**TASK OBJECTIVE**
Write out each line from the data below that includes the word "Unidades".

*** Opening SOURCE MATERIAL ***

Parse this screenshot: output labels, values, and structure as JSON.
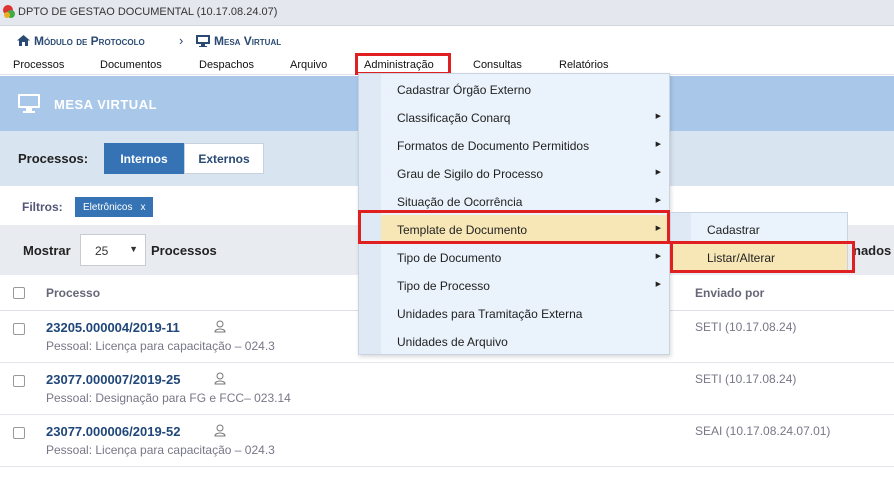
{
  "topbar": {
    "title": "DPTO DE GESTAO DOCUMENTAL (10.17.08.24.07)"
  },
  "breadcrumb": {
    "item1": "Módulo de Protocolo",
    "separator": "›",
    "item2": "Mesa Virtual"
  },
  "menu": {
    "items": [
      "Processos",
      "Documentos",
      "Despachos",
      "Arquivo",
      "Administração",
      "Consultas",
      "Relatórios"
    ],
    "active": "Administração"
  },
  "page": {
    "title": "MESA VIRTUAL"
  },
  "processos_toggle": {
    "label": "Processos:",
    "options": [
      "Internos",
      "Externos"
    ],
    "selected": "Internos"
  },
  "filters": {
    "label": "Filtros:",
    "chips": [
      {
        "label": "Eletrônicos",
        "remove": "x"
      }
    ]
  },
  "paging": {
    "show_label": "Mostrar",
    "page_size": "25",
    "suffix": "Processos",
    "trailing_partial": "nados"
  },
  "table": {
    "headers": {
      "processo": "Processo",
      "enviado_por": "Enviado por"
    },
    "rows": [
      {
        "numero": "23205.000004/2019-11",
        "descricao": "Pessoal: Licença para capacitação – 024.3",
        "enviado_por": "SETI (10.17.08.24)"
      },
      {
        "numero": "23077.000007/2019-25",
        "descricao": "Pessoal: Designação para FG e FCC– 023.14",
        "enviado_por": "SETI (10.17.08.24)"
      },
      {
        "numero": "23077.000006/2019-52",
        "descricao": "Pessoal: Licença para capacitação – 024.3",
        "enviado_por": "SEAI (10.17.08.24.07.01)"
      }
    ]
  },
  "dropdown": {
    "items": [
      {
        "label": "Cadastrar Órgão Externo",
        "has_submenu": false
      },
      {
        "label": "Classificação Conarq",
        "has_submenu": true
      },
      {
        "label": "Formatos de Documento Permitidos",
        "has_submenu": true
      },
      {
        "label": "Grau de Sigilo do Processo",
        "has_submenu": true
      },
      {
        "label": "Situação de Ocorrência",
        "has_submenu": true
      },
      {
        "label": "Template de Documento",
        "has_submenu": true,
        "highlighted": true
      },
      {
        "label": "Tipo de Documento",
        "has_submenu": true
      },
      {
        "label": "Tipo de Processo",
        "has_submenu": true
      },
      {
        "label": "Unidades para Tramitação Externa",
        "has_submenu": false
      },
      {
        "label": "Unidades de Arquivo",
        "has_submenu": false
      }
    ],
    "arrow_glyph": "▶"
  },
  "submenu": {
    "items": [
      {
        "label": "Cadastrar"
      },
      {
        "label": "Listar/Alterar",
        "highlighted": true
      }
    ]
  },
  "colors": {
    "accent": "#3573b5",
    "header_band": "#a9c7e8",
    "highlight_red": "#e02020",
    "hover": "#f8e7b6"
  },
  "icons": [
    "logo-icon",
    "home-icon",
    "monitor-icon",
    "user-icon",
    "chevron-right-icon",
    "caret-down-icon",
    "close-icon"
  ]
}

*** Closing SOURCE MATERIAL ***

**ANSWER SECTION**
        "label": "Unidades para Tramitação Externa",
        "label": "Unidades de Arquivo",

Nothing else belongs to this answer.